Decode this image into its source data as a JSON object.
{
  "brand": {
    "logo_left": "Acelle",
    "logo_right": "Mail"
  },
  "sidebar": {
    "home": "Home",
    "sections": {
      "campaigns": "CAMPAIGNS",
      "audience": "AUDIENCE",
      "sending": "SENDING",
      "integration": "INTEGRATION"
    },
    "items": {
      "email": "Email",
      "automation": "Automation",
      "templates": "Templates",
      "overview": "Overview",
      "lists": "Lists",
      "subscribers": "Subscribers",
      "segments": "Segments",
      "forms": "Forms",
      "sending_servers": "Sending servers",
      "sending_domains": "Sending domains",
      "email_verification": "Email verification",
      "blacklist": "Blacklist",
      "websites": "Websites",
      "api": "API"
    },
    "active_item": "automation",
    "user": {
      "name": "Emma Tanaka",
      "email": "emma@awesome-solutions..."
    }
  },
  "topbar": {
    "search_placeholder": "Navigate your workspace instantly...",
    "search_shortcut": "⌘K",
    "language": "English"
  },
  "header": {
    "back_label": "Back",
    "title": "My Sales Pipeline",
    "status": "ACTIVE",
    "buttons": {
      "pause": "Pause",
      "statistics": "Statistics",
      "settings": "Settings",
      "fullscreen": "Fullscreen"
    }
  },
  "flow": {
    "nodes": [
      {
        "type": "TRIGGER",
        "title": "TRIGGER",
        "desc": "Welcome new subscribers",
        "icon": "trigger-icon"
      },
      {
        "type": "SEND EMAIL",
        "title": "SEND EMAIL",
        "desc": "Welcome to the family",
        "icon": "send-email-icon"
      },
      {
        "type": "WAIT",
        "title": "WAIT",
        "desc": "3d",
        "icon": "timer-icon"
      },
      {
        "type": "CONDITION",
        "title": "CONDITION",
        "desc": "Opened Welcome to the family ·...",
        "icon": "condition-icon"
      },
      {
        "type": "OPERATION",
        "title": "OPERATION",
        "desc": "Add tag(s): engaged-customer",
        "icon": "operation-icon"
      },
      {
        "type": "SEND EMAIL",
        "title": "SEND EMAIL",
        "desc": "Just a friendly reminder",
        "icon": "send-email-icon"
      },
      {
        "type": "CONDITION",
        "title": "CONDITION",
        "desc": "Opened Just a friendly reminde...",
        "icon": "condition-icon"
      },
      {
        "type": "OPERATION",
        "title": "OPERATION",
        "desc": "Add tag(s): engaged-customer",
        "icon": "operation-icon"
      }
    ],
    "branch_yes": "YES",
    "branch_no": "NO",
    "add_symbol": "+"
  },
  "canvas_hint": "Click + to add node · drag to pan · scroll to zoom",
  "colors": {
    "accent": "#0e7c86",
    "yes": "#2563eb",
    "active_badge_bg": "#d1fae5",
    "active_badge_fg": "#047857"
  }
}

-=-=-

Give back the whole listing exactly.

Decode this image into its source data as a JSON object.
{
  "brand": {
    "logo_left": "Acelle",
    "logo_right": "Mail"
  },
  "sidebar": {
    "home": "Home",
    "sections": {
      "campaigns": "CAMPAIGNS",
      "audience": "AUDIENCE",
      "sending": "SENDING",
      "integration": "INTEGRATION"
    },
    "items": {
      "email": "Email",
      "automation": "Automation",
      "templates": "Templates",
      "overview": "Overview",
      "lists": "Lists",
      "subscribers": "Subscribers",
      "segments": "Segments",
      "forms": "Forms",
      "sending_servers": "Sending servers",
      "sending_domains": "Sending domains",
      "email_verification": "Email verification",
      "blacklist": "Blacklist",
      "websites": "Websites",
      "api": "API"
    },
    "active_item": "automation",
    "user": {
      "name": "Emma Tanaka",
      "email": "emma@awesome-solutions..."
    }
  },
  "topbar": {
    "search_placeholder": "Navigate your workspace instantly...",
    "search_shortcut": "⌘K",
    "language": "English"
  },
  "header": {
    "back_label": "Back",
    "title": "My Sales Pipeline",
    "status": "ACTIVE",
    "buttons": {
      "pause": "Pause",
      "statistics": "Statistics",
      "settings": "Settings",
      "fullscreen": "Fullscreen"
    }
  },
  "flow": {
    "nodes": [
      {
        "type": "TRIGGER",
        "title": "TRIGGER",
        "desc": "Welcome new subscribers",
        "icon": "trigger-icon"
      },
      {
        "type": "SEND EMAIL",
        "title": "SEND EMAIL",
        "desc": "Welcome to the family",
        "icon": "send-email-icon"
      },
      {
        "type": "WAIT",
        "title": "WAIT",
        "desc": "3d",
        "icon": "timer-icon"
      },
      {
        "type": "CONDITION",
        "title": "CONDITION",
        "desc": "Opened Welcome to the family ·...",
        "icon": "condition-icon"
      },
      {
        "type": "OPERATION",
        "title": "OPERATION",
        "desc": "Add tag(s): engaged-customer",
        "icon": "operation-icon"
      },
      {
        "type": "SEND EMAIL",
        "title": "SEND EMAIL",
        "desc": "Just a friendly reminder",
        "icon": "send-email-icon"
      },
      {
        "type": "CONDITION",
        "title": "CONDITION",
        "desc": "Opened Just a friendly reminde...",
        "icon": "condition-icon"
      },
      {
        "type": "OPERATION",
        "title": "OPERATION",
        "desc": "Add tag(s): engaged-customer",
        "icon": "operation-icon"
      }
    ],
    "branch_yes": "YES",
    "branch_no": "NO",
    "add_symbol": "+"
  },
  "canvas_hint": "Click + to add node · drag to pan · scroll to zoom",
  "colors": {
    "accent": "#0e7c86",
    "yes": "#2563eb",
    "active_badge_bg": "#d1fae5",
    "active_badge_fg": "#047857"
  }
}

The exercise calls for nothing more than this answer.